═══ Provided data ═══

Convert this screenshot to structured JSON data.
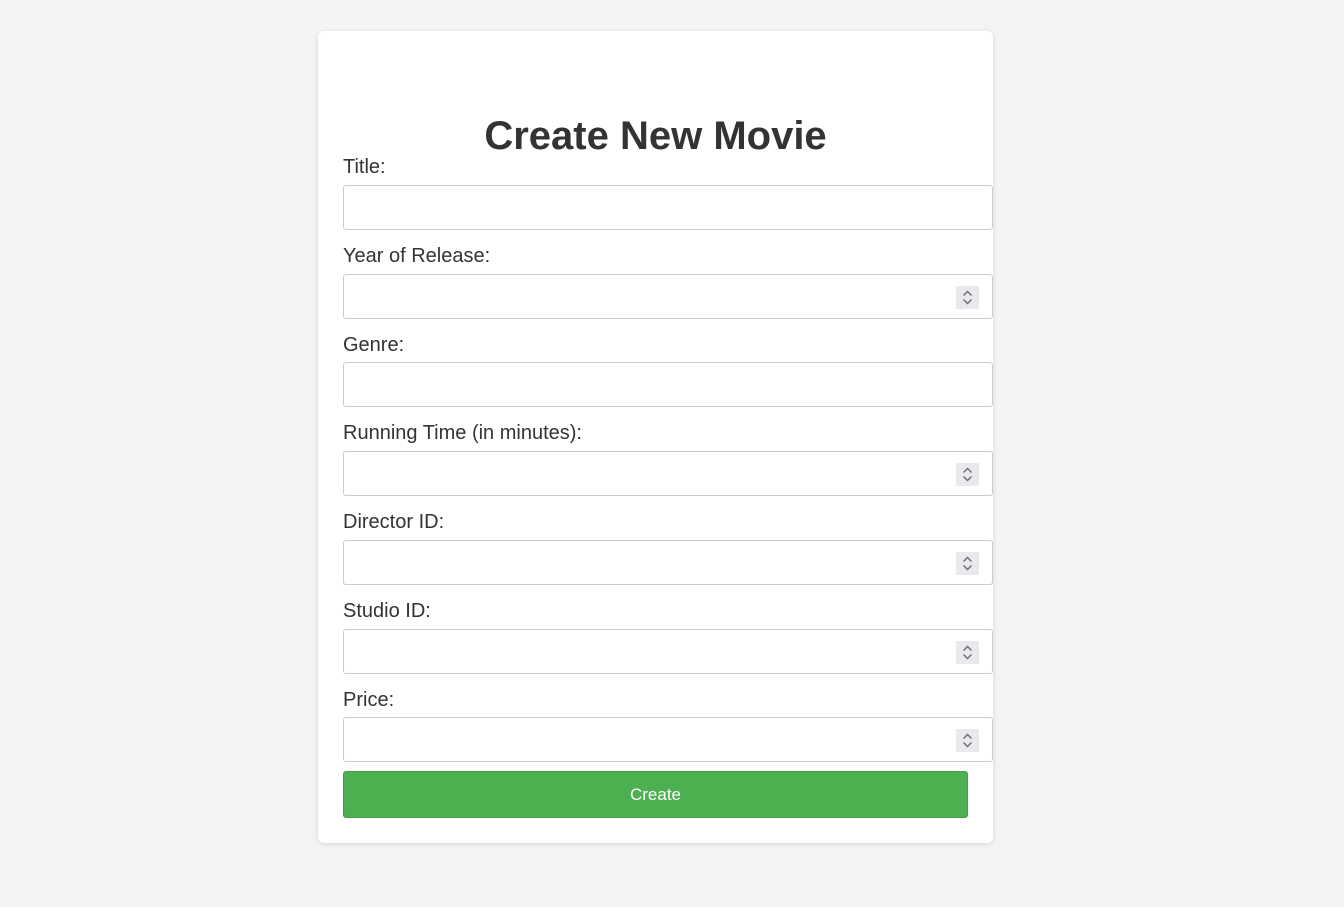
{
  "page": {
    "heading": "Create New Movie"
  },
  "form": {
    "fields": [
      {
        "label": "Title:",
        "value": "",
        "type": "text"
      },
      {
        "label": "Year of Release:",
        "value": "",
        "type": "number"
      },
      {
        "label": "Genre:",
        "value": "",
        "type": "text"
      },
      {
        "label": "Running Time (in minutes):",
        "value": "",
        "type": "number"
      },
      {
        "label": "Director ID:",
        "value": "",
        "type": "number"
      },
      {
        "label": "Studio ID:",
        "value": "",
        "type": "number"
      },
      {
        "label": "Price:",
        "value": "",
        "type": "number"
      }
    ],
    "submit_label": "Create"
  },
  "colors": {
    "page_background": "#f4f4f4",
    "card_background": "#ffffff",
    "submit_button": "#4caf50",
    "text": "#333333"
  },
  "icons": {
    "spinner": "up-down-chevron-icon"
  }
}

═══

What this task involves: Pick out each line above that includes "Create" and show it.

Your solution:
    "heading": "Create New Movie"
    "submit_label": "Create"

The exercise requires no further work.